What was the first significant piece in your collection, and how has your approach evolved?
Michael: We had been collecting regional art, and we stepped it up a notch in 1984 when we purchased an Agnes Martin painting.Jeanne: Agnes changed our esthetic. After living with that painting, White on White, we really became more minimal. We had to rebuild our house, change our garden, everything. In the last ten years, we’ve been commissioning more installation art, working with artists including Olafur Eliasson, Andy Goldsworthy, Paula Hayes, and Teresita Fernandez.Michael : Our ultimate goal is to donate our entire collection to a museum.What are some recent acquisitions? Jeanne: We just bought a sculpture by Giuseppe Penone, who we’re in love with right now, and we’re working on installations by Kate Shepherd and Jason Middlebrook.Do you have things installed in unusual places? Jeanne: The James Turrell Skyspace is in the middle of our house in Austin, Texas. The house was built around the sky piece. Our Do Ho Suh is in the lake, as are two Roy McMakin chairs. Roy designed all our living room and outdoor furniture. The installation starts out in the lake where it looks like there’s a chair that fell in the water. Then you come in the house and see the same chairs and couches. People sometimes who come by in their boats and say, “Do you know you’ve got a chair in the water?”
Are any of your works challenging to live with?Michael: Alfredo Jaar did a lightbox piece of gold miners in Brazil. Andreas Gursky did a photograph of people living in a trash dump in Mexico. Ed and Nancy Kienholz showed a child living in poverty from every continent. We have their photograph of a young black American girl with a collage made out of found objects from around her house.
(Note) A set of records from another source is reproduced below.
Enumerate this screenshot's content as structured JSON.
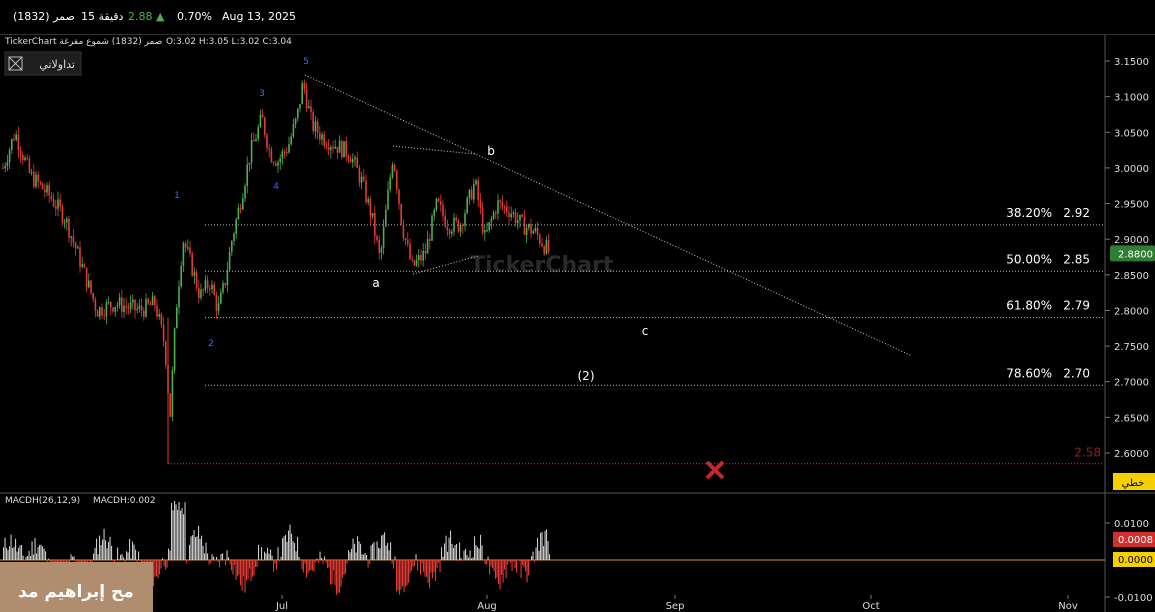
{
  "header": {
    "symbol": "صمر (1832)",
    "interval": "15 دقيقة",
    "price": "2.88",
    "change_arrow": "▲",
    "change_pct": "0.70%",
    "date": "Aug 13, 2025"
  },
  "chart_header": {
    "info": "TickerChart صمر (1832) شموع مفرغة",
    "ohlc": "O:3.02  H:3.05  L:3.02  C:3.04",
    "brand_button": "تداولاتي",
    "watermark": "TickerChart"
  },
  "overlay_label": "مح إبراهيم مد",
  "chart_data": [
    {
      "type": "candlestick",
      "x_axis": {
        "tick_labels": [
          "Jul",
          "Aug",
          "Sep",
          "Oct",
          "Nov"
        ]
      },
      "y_axis": {
        "range": [
          2.575,
          3.175
        ],
        "tick_labels": [
          "3.1500",
          "3.1000",
          "3.0500",
          "3.0000",
          "2.9500",
          "2.9000",
          "2.8500",
          "2.8000",
          "2.7500",
          "2.7000",
          "2.6500",
          "2.6000"
        ],
        "tick_values": [
          3.15,
          3.1,
          3.05,
          3.0,
          2.95,
          2.9,
          2.85,
          2.8,
          2.75,
          2.7,
          2.65,
          2.6
        ]
      },
      "last_price_label": "2.8800",
      "last_price": 2.88,
      "fibonacci_levels": [
        {
          "pct": "38.20%",
          "value": "2.92",
          "price": 2.92
        },
        {
          "pct": "50.00%",
          "value": "2.85",
          "price": 2.855
        },
        {
          "pct": "61.80%",
          "value": "2.79",
          "price": 2.79
        },
        {
          "pct": "78.60%",
          "value": "2.70",
          "price": 2.695
        }
      ],
      "stop_level": {
        "label": "2.58",
        "price": 2.585,
        "tag": "خطي"
      },
      "wave_labels": [
        {
          "text": "1",
          "color": "#3b6cff"
        },
        {
          "text": "2",
          "color": "#3b6cff"
        },
        {
          "text": "3",
          "color": "#3b6cff"
        },
        {
          "text": "4",
          "color": "#3b6cff"
        },
        {
          "text": "5",
          "color": "#3b6cff"
        },
        {
          "text": "a",
          "color": "#ffffff"
        },
        {
          "text": "b",
          "color": "#ffffff"
        },
        {
          "text": "c",
          "color": "#ffffff"
        },
        {
          "text": "(2)",
          "color": "#ffffff"
        }
      ],
      "colors": {
        "up": "#4caf50",
        "down": "#e53935"
      }
    },
    {
      "type": "bar",
      "title": "MACDH(26,12,9)",
      "value_label": "MACDH:0.002",
      "y_axis": {
        "tick_labels": [
          "0.0100",
          "-0.0100"
        ],
        "tick_values": [
          0.01,
          -0.01
        ],
        "range": [
          -0.013,
          0.0155
        ]
      },
      "current_value": "0.0008",
      "zero_label": "0.0000",
      "colors": {
        "positive": "#c8c8c8",
        "negative": "#e53935",
        "zero_line": "#d4a017"
      }
    }
  ]
}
These pieces are constant reminders of the dire conditions under which many people live.See the complete list of The 2013 ARTnews 200 Top Collectors.